START Material provided

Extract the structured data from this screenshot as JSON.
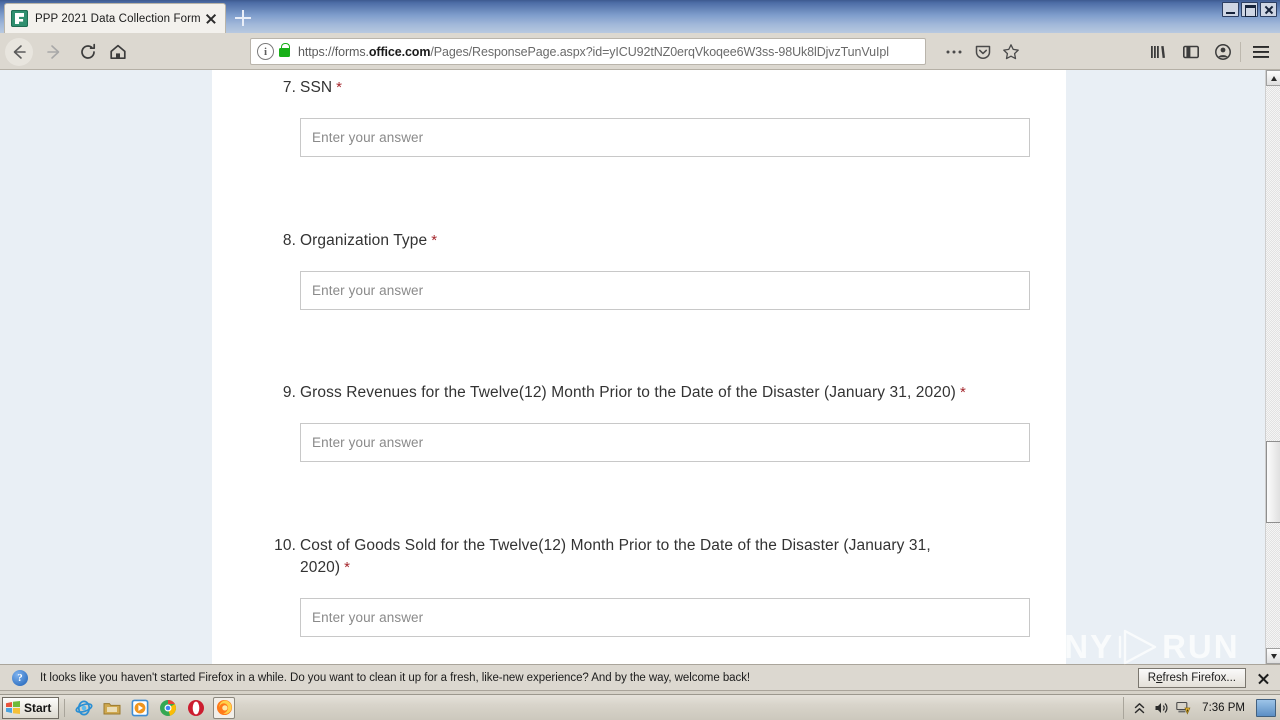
{
  "browser": {
    "tab": {
      "title": "PPP 2021 Data Collection Form",
      "favicon": "microsoft-forms-icon",
      "close_label": "×"
    },
    "newtab_label": "+",
    "window_controls": {
      "minimize": "minimize-icon",
      "restore": "restore-icon",
      "close": "close-icon"
    },
    "nav": {
      "back": "back-arrow-icon",
      "forward": "forward-arrow-icon",
      "reload": "reload-icon",
      "home": "home-icon"
    },
    "urlbar": {
      "identity_icon": "i",
      "lock_icon": "lock-icon",
      "url_prefix": "https://forms.",
      "url_domain": "office.com",
      "url_suffix": "/Pages/ResponsePage.aspx?id=yICU92tNZ0erqVkoqee6W3ss-98Uk8lDjvzTunVuIpl",
      "page_actions": "ellipsis-icon",
      "pocket": "pocket-icon",
      "bookmark": "star-icon"
    },
    "toolbar": {
      "library": "library-icon",
      "sidebar": "sidebar-icon",
      "account": "account-icon",
      "menu": "hamburger-menu-icon"
    }
  },
  "form": {
    "placeholder": "Enter your answer",
    "required_marker": "*",
    "questions": [
      {
        "number": "7.",
        "text": "SSN",
        "required": true,
        "lines": [
          "SSN"
        ]
      },
      {
        "number": "8.",
        "text": "Organization Type",
        "required": true,
        "lines": [
          "Organization Type"
        ]
      },
      {
        "number": "9.",
        "text": "Gross Revenues for the Twelve(12) Month Prior to the Date of the Disaster (January 31, 2020)",
        "required": true,
        "lines": [
          "Gross Revenues for the Twelve(12) Month Prior to the Date of the Disaster (January 31, 2020)"
        ]
      },
      {
        "number": "10.",
        "text": "Cost of Goods Sold for the Twelve(12) Month Prior to the Date of the Disaster (January 31, 2020)",
        "required": true,
        "lines": [
          "Cost of Goods Sold for the Twelve(12) Month Prior to the Date of the Disaster (January 31,",
          "2020)"
        ]
      }
    ]
  },
  "notification": {
    "icon": "info-icon",
    "message": "It looks like you haven't started Firefox in a while. Do you want to clean it up for a fresh, like-new experience? And by the way, welcome back!",
    "button_prefix": "R",
    "button_accel": "e",
    "button_suffix": "fresh Firefox...",
    "close": "close-icon"
  },
  "watermark": {
    "left": "ANY",
    "right": "RUN",
    "logo": "play-button-logo"
  },
  "taskbar": {
    "start_label": "Start",
    "quicklaunch": [
      {
        "name": "internet-explorer-icon"
      },
      {
        "name": "folder-icon"
      },
      {
        "name": "media-player-icon"
      },
      {
        "name": "chrome-icon"
      },
      {
        "name": "opera-icon"
      },
      {
        "name": "firefox-icon",
        "active": true
      }
    ],
    "tray": {
      "chevron": "show-hidden-icons-icon",
      "volume": "volume-icon",
      "network": "network-warning-icon",
      "time": "7:36 PM",
      "show_desktop": "show-desktop-icon"
    }
  },
  "colors": {
    "titlebar": "#4c6ca5",
    "chrome": "#dcd8d0",
    "page_bg": "#e9eff5",
    "card_bg": "#ffffff",
    "required": "#a4262c",
    "lock_green": "#18b018"
  }
}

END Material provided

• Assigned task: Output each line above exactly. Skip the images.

• Response area:
Extract the structured data from this screenshot as JSON.
{
  "browser": {
    "tab": {
      "title": "PPP 2021 Data Collection Form",
      "favicon": "microsoft-forms-icon",
      "close_label": "×"
    },
    "newtab_label": "+",
    "window_controls": {
      "minimize": "minimize-icon",
      "restore": "restore-icon",
      "close": "close-icon"
    },
    "nav": {
      "back": "back-arrow-icon",
      "forward": "forward-arrow-icon",
      "reload": "reload-icon",
      "home": "home-icon"
    },
    "urlbar": {
      "identity_icon": "i",
      "lock_icon": "lock-icon",
      "url_prefix": "https://forms.",
      "url_domain": "office.com",
      "url_suffix": "/Pages/ResponsePage.aspx?id=yICU92tNZ0erqVkoqee6W3ss-98Uk8lDjvzTunVuIpl",
      "page_actions": "ellipsis-icon",
      "pocket": "pocket-icon",
      "bookmark": "star-icon"
    },
    "toolbar": {
      "library": "library-icon",
      "sidebar": "sidebar-icon",
      "account": "account-icon",
      "menu": "hamburger-menu-icon"
    }
  },
  "form": {
    "placeholder": "Enter your answer",
    "required_marker": "*",
    "questions": [
      {
        "number": "7.",
        "text": "SSN",
        "required": true,
        "lines": [
          "SSN"
        ]
      },
      {
        "number": "8.",
        "text": "Organization Type",
        "required": true,
        "lines": [
          "Organization Type"
        ]
      },
      {
        "number": "9.",
        "text": "Gross Revenues for the Twelve(12) Month Prior to the Date of the Disaster (January 31, 2020)",
        "required": true,
        "lines": [
          "Gross Revenues for the Twelve(12) Month Prior to the Date of the Disaster (January 31, 2020)"
        ]
      },
      {
        "number": "10.",
        "text": "Cost of Goods Sold for the Twelve(12) Month Prior to the Date of the Disaster (January 31, 2020)",
        "required": true,
        "lines": [
          "Cost of Goods Sold for the Twelve(12) Month Prior to the Date of the Disaster (January 31,",
          "2020)"
        ]
      }
    ]
  },
  "notification": {
    "icon": "info-icon",
    "message": "It looks like you haven't started Firefox in a while. Do you want to clean it up for a fresh, like-new experience? And by the way, welcome back!",
    "button_prefix": "R",
    "button_accel": "e",
    "button_suffix": "fresh Firefox...",
    "close": "close-icon"
  },
  "watermark": {
    "left": "ANY",
    "right": "RUN",
    "logo": "play-button-logo"
  },
  "taskbar": {
    "start_label": "Start",
    "quicklaunch": [
      {
        "name": "internet-explorer-icon"
      },
      {
        "name": "folder-icon"
      },
      {
        "name": "media-player-icon"
      },
      {
        "name": "chrome-icon"
      },
      {
        "name": "opera-icon"
      },
      {
        "name": "firefox-icon",
        "active": true
      }
    ],
    "tray": {
      "chevron": "show-hidden-icons-icon",
      "volume": "volume-icon",
      "network": "network-warning-icon",
      "time": "7:36 PM",
      "show_desktop": "show-desktop-icon"
    }
  },
  "colors": {
    "titlebar": "#4c6ca5",
    "chrome": "#dcd8d0",
    "page_bg": "#e9eff5",
    "card_bg": "#ffffff",
    "required": "#a4262c",
    "lock_green": "#18b018"
  }
}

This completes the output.